Sticking to tried and tested strategies
You don’t need to redesign the wheel when making your own UX survey for your latest product. In fact, the following best practices for question writing will deliver value time after time.
If your questions are phrased or scaled in a way that biases the respondent’s answer in a particular direction, then it’s a wasted opportunity.
For example, avoid composing questions that suffer from confirmation bias. Don’t ask “Would you prefer it if the product were yellow?” Instead, ask “How did you feel about the color of the product?”
It’s also unhelpful to construct questions with emotive language that steers respondents down one path. Don’t ask “What part of your experience with the product was the most amazing?” Instead, ask “How would you rate your experience with the product?” and provide a scale for an unbiased reply to be given.

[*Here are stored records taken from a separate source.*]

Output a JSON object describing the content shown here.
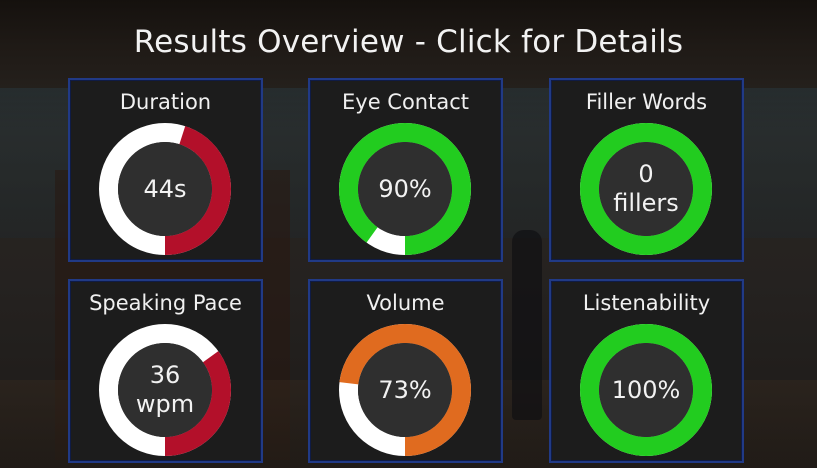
{
  "header": {
    "title": "Results Overview - Click for Details"
  },
  "colors": {
    "red": "#b3102a",
    "green": "#22cc1f",
    "orange": "#e06b1f",
    "track": "#ffffff",
    "inner": "#2f2f2f"
  },
  "metrics": [
    {
      "title": "Duration",
      "value_text": "44s",
      "fraction": 0.45,
      "color": "#b3102a"
    },
    {
      "title": "Eye Contact",
      "value_text": "90%",
      "fraction": 0.9,
      "color": "#22cc1f"
    },
    {
      "title": "Filler Words",
      "value_text": "0\nfillers",
      "fraction": 1.0,
      "color": "#22cc1f"
    },
    {
      "title": "Speaking Pace",
      "value_text": "36\nwpm",
      "fraction": 0.35,
      "color": "#b3102a"
    },
    {
      "title": "Volume",
      "value_text": "73%",
      "fraction": 0.73,
      "color": "#e06b1f"
    },
    {
      "title": "Listenability",
      "value_text": "100%",
      "fraction": 1.0,
      "color": "#22cc1f"
    }
  ]
}
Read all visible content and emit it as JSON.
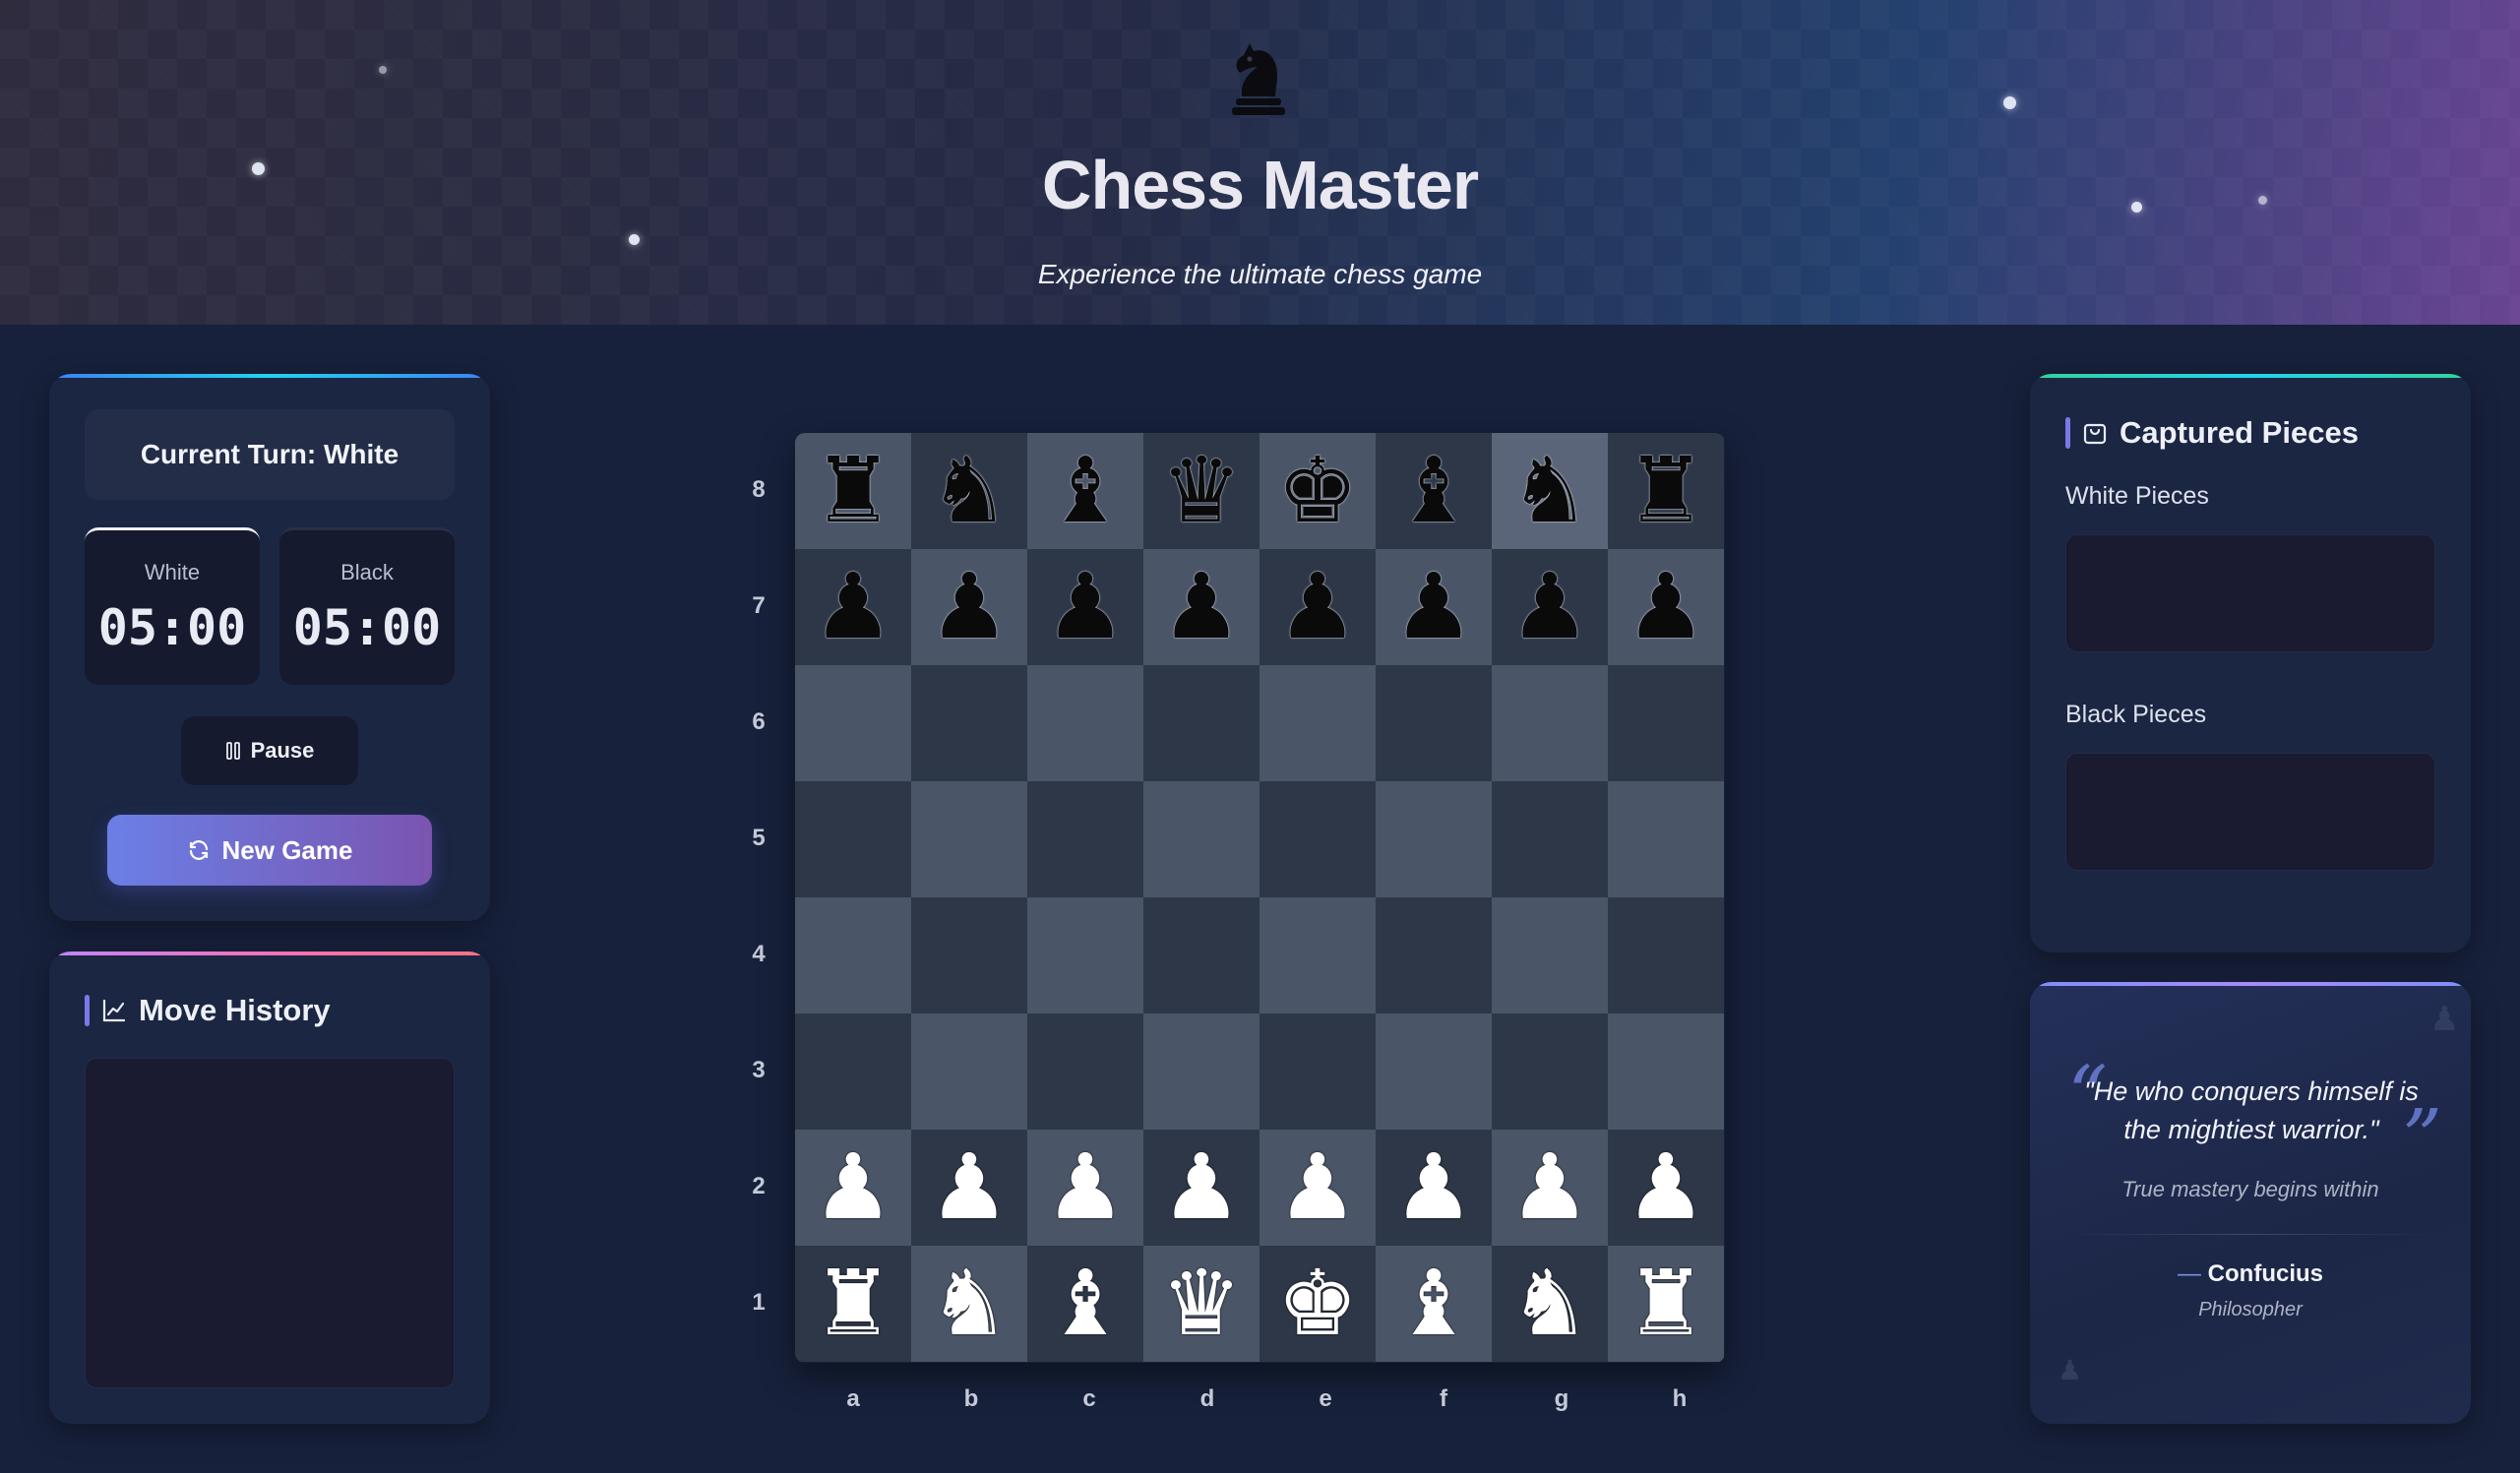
{
  "header": {
    "title": "Chess Master",
    "subtitle": "Experience the ultimate chess game",
    "logo_icon": "knight-icon"
  },
  "game_panel": {
    "turn_label": "Current Turn: White",
    "timers": [
      {
        "label": "White",
        "value": "05:00",
        "active": true
      },
      {
        "label": "Black",
        "value": "05:00",
        "active": false
      }
    ],
    "pause_label": "Pause",
    "pause_icon": "pause-icon",
    "new_game_label": "New Game",
    "new_game_icon": "refresh-icon"
  },
  "move_history": {
    "title": "Move History",
    "icon": "chart-line-icon",
    "moves": []
  },
  "captured": {
    "title": "Captured Pieces",
    "icon": "bag-icon",
    "white_label": "White Pieces",
    "black_label": "Black Pieces",
    "white_pieces": [],
    "black_pieces": []
  },
  "quote": {
    "text": "\"He who conquers himself is the mightiest warrior.\"",
    "subtext": "True mastery begins within",
    "dash": "—",
    "author": "Confucius",
    "role": "Philosopher"
  },
  "board": {
    "ranks": [
      "8",
      "7",
      "6",
      "5",
      "4",
      "3",
      "2",
      "1"
    ],
    "files": [
      "a",
      "b",
      "c",
      "d",
      "e",
      "f",
      "g",
      "h"
    ],
    "highlighted_square": "g8",
    "position": [
      [
        "bR",
        "bN",
        "bB",
        "bQ",
        "bK",
        "bB",
        "bN",
        "bR"
      ],
      [
        "bP",
        "bP",
        "bP",
        "bP",
        "bP",
        "bP",
        "bP",
        "bP"
      ],
      [
        "",
        "",
        "",
        "",
        "",
        "",
        "",
        ""
      ],
      [
        "",
        "",
        "",
        "",
        "",
        "",
        "",
        ""
      ],
      [
        "",
        "",
        "",
        "",
        "",
        "",
        "",
        ""
      ],
      [
        "",
        "",
        "",
        "",
        "",
        "",
        "",
        ""
      ],
      [
        "wP",
        "wP",
        "wP",
        "wP",
        "wP",
        "wP",
        "wP",
        "wP"
      ],
      [
        "wR",
        "wN",
        "wB",
        "wQ",
        "wK",
        "wB",
        "wN",
        "wR"
      ]
    ]
  },
  "colors": {
    "light_square": "#4a5568",
    "dark_square": "#2d3748",
    "accent": "#6b7fe6"
  }
}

Even the scales used in UX surveys have to be balanced. Make sure that if you’re using a number-based scoring system, the upper and lower ends of the scale are at the extreme, and there’s room in the middle for ambivalence to be expressed.
Eliminating bias is all part of UI testing, both in terms of survey design and how you use tools and collaboration within your development team itself.
Focusing on problems
Another must when designing UX surveys is to pinpoint problems you already know about and put these to respondents as questions. This is ideal if you know something’s wrong, but you haven’t come up with a convincing solution yet.
Mix these questions about specific pain points with more open-ended queries that give users space to express their own experiences. A good blend will give you actionable insights.
Aiming for brevity
The longer a survey goes on, the less likely it will be for respondents to actually reach the end, or to remain engaged enough later in the process to give valuable answers.
Making it short and sweet is therefore vital. Obviously, the length can vary depending on the context and your needs, but the quicker a survey is to complete, the better.
This doesn’t just apply to the number of questions, but their individual length. If you can trim down long-winded queries so that they’re simpler for a reader to scan, the whole thing will feel less of a chore.
Using surveys regularly
A single UX survey can give you data that helps improve the product experience for end users. However, every change you make and update your rollout can bring new UX issues along with it, so you have to be consistent in creating and running surveys for as long as a product is on the market.
This will not only help you address product-specific issues and move towards better UX design but also allow you to keep your ear to the ground regarding wider trends that might otherwise pass you by.
UX survey design is half science, half art, and so it’s a skill you need to nurture over time, not something you can expect to get right on the first try.
Working on it is worthwhile, because with user insights your product development will go more smoothly, and sales will soar as a result.